Micro Learning is a hot trend in eLearning design. We all know this. To get up to speed on the theory behind microlearning check out the resources at the end of the blog post.
In the rest of this post, we are focusing specifically on calls to action. That is, how do you actually apply the principles of Micro Learning to your eLearning design? You will be prepared to start thinking micro and create effective learning experiences.
Take into consideration these valuable implementation tips:
1) Branching Logic
People have limited time to engage with content. Also, everyone starts at a different level with each concept. Branching logic as a simplified form of personalized learning allows every eLearning designer to create differentiated learning regardless of the resources at their disposal.
What branching logic does is shows one topic if the learner chooses one answer and another topic if a different answer is chosen. This maximizes the short time that the learner has to devote to learning. To get practice use a survey creator and see what happens when you apply branching logic to a survey.
2) Ensure Mobile-Friendliness
Micro Learning undoubtedly means that learners will be engaging with content on any device, anywhere they are. Whether you use an authoring tool or just a course management system, make sure the settings or features you are using will work well on a mobile device.
Note: Always test the content on multiple devices. The content may be micro for the learner, but that does not excuse the designer from conducting multiple tests on the design.
Also read: Start Thinking of MicroLearning Moments Now
3) Pick the Big Idea
With Micro Learning, you have about 5-10 minutes to make an impact on the learner in a way that is transferrable and can lead to demonstrable changes in behavior. That is a tall task! Whereas in traditional eLearning design, you might have picked 3-4 big ideas to cover in a module, in Micro Learning you need to stick to ONE idea. Use this idea to guide all of the decisions you make with regards to learners and what is important for them to experience in the course.
4) Use Visuals to Convey Meaning
It takes time to read a text, and most of us are not very good at skimming for important parts. Visuals can be a very effective way to direct the learner’s focus immediately on the most important parts of the content. Think back to the big idea and decide what the most meaningful parts are and design them visually.
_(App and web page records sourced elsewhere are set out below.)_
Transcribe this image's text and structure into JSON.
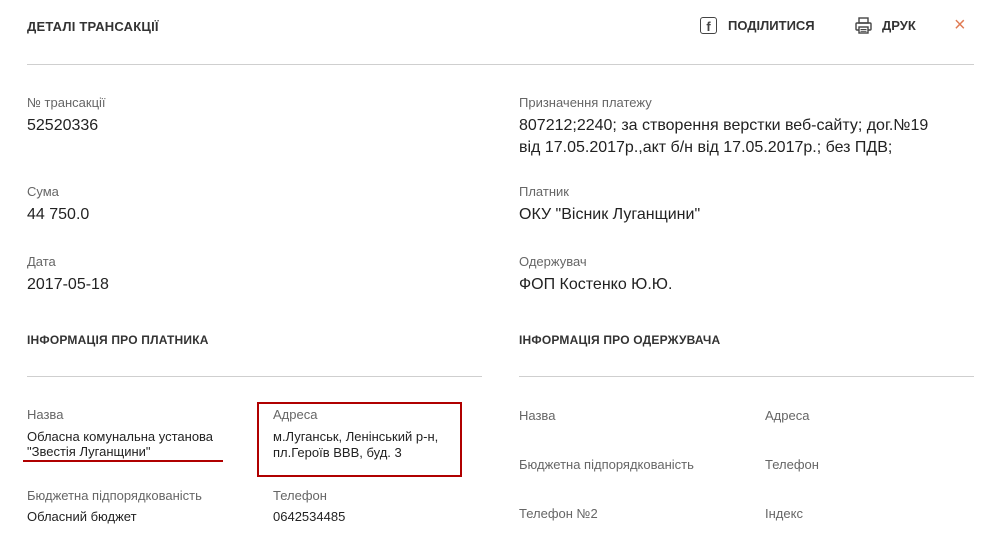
{
  "header": {
    "title": "ДЕТАЛІ ТРАНСАКЦІЇ",
    "share_label": "ПОДІЛИТИСЯ",
    "print_label": "ДРУК",
    "close_symbol": "×",
    "share_icon": "facebook-icon",
    "print_icon": "printer-icon"
  },
  "transaction": {
    "id_label": "№ трансакції",
    "id_value": "52520336",
    "sum_label": "Сума",
    "sum_value": "44 750.0",
    "date_label": "Дата",
    "date_value": "2017-05-18",
    "purpose_label": "Призначення платежу",
    "purpose_line1": "807212;2240; за створення верстки веб-сайту; дог.№19",
    "purpose_line2": "від 17.05.2017р.,акт б/н від 17.05.2017р.; без ПДВ;",
    "payer_label": "Платник",
    "payer_value": "ОКУ \"Вісник Луганщини\"",
    "recipient_label": "Одержувач",
    "recipient_value": "ФОП Костенко Ю.Ю."
  },
  "payer_info": {
    "section_title": "ІНФОРМАЦІЯ ПРО ПЛАТНИКА",
    "name_label": "Назва",
    "name_line1": "Обласна комунальна установа",
    "name_line2": "\"Звестія Луганщини\"",
    "address_label": "Адреса",
    "address_line1": "м.Луганськ, Ленінський р-н,",
    "address_line2": "пл.Героїв ВВВ, буд. 3",
    "budget_label": "Бюджетна підпорядкованість",
    "budget_value": "Обласний бюджет",
    "phone_label": "Телефон",
    "phone_value": "0642534485"
  },
  "recipient_info": {
    "section_title": "ІНФОРМАЦІЯ ПРО ОДЕРЖУВАЧА",
    "name_label": "Назва",
    "address_label": "Адреса",
    "budget_label": "Бюджетна підпорядкованість",
    "phone_label": "Телефон",
    "phone2_label": "Телефон №2",
    "index_label": "Індекс"
  },
  "colors": {
    "accent_close": "#e07b54",
    "annotation_red": "#b00000"
  }
}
It is important to note that the visual you choose to use needs to have some intrinsic value. Placing one that does not add anything to the learning experience simply wastes the learner’s valuable short time (especially in mobile).
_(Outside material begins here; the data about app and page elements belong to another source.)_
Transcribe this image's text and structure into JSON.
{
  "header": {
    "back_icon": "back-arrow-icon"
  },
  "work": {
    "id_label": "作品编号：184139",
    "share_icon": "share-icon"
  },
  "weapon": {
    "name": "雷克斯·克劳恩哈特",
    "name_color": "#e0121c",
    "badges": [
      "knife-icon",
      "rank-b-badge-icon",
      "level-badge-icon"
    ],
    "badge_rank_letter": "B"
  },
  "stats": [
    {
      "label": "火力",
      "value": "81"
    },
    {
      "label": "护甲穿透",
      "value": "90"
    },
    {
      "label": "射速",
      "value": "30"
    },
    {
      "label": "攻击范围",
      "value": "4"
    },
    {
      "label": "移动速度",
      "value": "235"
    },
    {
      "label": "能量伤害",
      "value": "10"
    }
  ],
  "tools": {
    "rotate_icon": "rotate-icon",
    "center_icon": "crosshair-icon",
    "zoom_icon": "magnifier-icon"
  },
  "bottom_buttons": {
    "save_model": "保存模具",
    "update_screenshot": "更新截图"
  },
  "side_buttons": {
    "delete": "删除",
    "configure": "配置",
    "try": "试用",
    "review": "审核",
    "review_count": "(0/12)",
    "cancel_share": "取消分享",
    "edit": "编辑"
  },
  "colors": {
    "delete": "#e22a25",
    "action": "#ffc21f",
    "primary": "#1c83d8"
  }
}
5) Allow for Testing Out
Consider creating an assessment at the beginning of the content that is everything you would expect the learner to master at the end. If this test can be mastered, then the learner can move on and choose a different micro learning module.
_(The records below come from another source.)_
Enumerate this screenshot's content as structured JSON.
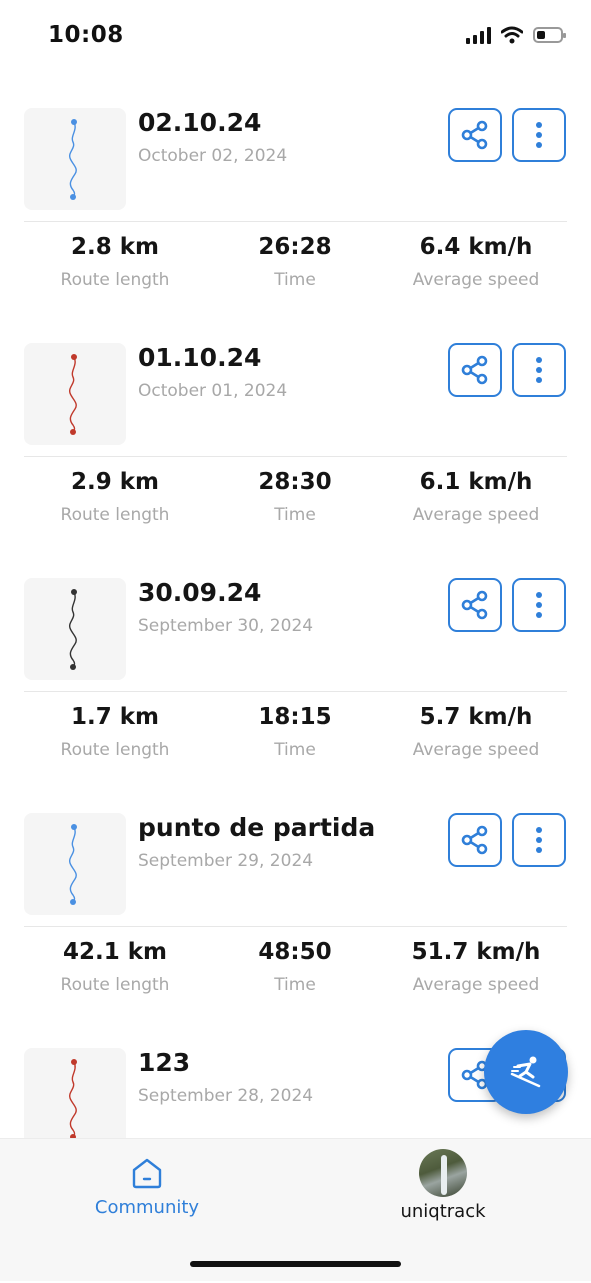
{
  "status": {
    "time": "10:08",
    "signal_icon": "signal-bars-icon",
    "wifi_icon": "wifi-icon",
    "battery_icon": "battery-icon",
    "battery_level": 0.35
  },
  "stat_labels": {
    "length": "Route length",
    "time": "Time",
    "speed": "Average speed"
  },
  "tracks": [
    {
      "title": "02.10.24",
      "date": "October 02, 2024",
      "length": "2.8 km",
      "time": "26:28",
      "speed": "6.4 km/h",
      "route_color": "#4a90e2"
    },
    {
      "title": "01.10.24",
      "date": "October 01, 2024",
      "length": "2.9 km",
      "time": "28:30",
      "speed": "6.1 km/h",
      "route_color": "#c0392b"
    },
    {
      "title": "30.09.24",
      "date": "September 30, 2024",
      "length": "1.7 km",
      "time": "18:15",
      "speed": "5.7 km/h",
      "route_color": "#333333"
    },
    {
      "title": "punto de partida",
      "date": "September 29, 2024",
      "length": "42.1 km",
      "time": "48:50",
      "speed": "51.7 km/h",
      "route_color": "#4a90e2"
    },
    {
      "title": "123",
      "date": "September 28, 2024",
      "length": "",
      "time": "",
      "speed": "",
      "route_color": "#c0392b"
    }
  ],
  "fab": {
    "icon": "skier-icon"
  },
  "nav": {
    "community_label": "Community",
    "community_icon": "home-icon",
    "profile_label": "uniqtrack"
  },
  "colors": {
    "accent": "#2f7fd9"
  }
}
6) Precursor to Longer Learning
Even though Micro Learning is the latest trend in online learning, it does not mean that Macro Learning is no longer needed. Sometimes, Micro Learning should be used in preparation for an annual conference or workshop or as a pre-test before a face-to-face training. This type of design helps to prepare everyone for the conference/training session so that they can maximize their time there.
Similarly, Microlearning can be used after a conference or workshop to follow up on what was discussed in the professional development event. In this case, it should be used as a reflection or as a connection to the workplace to encourage a transformation of actions based on the concepts learned.
7) Granular Learning Outcomes
This can actually be one of the most challenging aspects of Microlearning design. Whereas before large and abstract learning objectives could be sufficient for assessing learning, that is not enough in Microlearning where there are very targeted outcomes. What was originally one learning objective should be made into 3 or 4 assessable outcomes.
8) Mass Customization
Think about the last time you were in a public place watching the paths people took and where they went. Did anyone follow the same exact path? Now expand this to the course of the week. It can be virtually assured that no one follows the same path for a week. The same concept can be applied to micro learning design. You will likely have dozens of mini modules or pieces of learning. Learners will be able to pick and choose from many of these, and they need to make a coherent learning experience.
This can seem impossible. However, applying some of the principles discussed earlier such as making granular learning objectives, testing out, and branching knowledge help to customize the learning experience. Imagine creating a system in which a recently completed module pulls up other modules similar to that one similar to a Netflix home screen.
9) Digital Credentials
One of the difficulties with Microlearning is developing a tracking system for learners. When larger courses are complete learners often get a certificate or other record. Along with more granular content, there needs to be a certificate to match that level of learning.
Many of you have heard of digital credentials matching one learning experience. However, think about one credential for ten micro learning moments. The credential gets filled in as the learner completes those ten experiences. These could be grouped by levels of complexity, subject matter, or any other organizational structure you can think of.
10) Design for Accessibility
Accessibility is often not included in the design of the content from the very beginning. Adding it on afterward is often not a seamless experience for learners. However, if you design with accessibility in mind from the beginning, it does not take much more time and allows all users to access your content.
There are two components to accessibility. One is for ADA compliance, and one is for universal design. However, even learners that do not need accommodations will benefit from universal design.
You are now ready to start designing micro learning with some best practices in mind. Use the resources below to get up to speed on the theory of micro learning. With this knowledge in mind, you will emerge as a leading micro learning designer.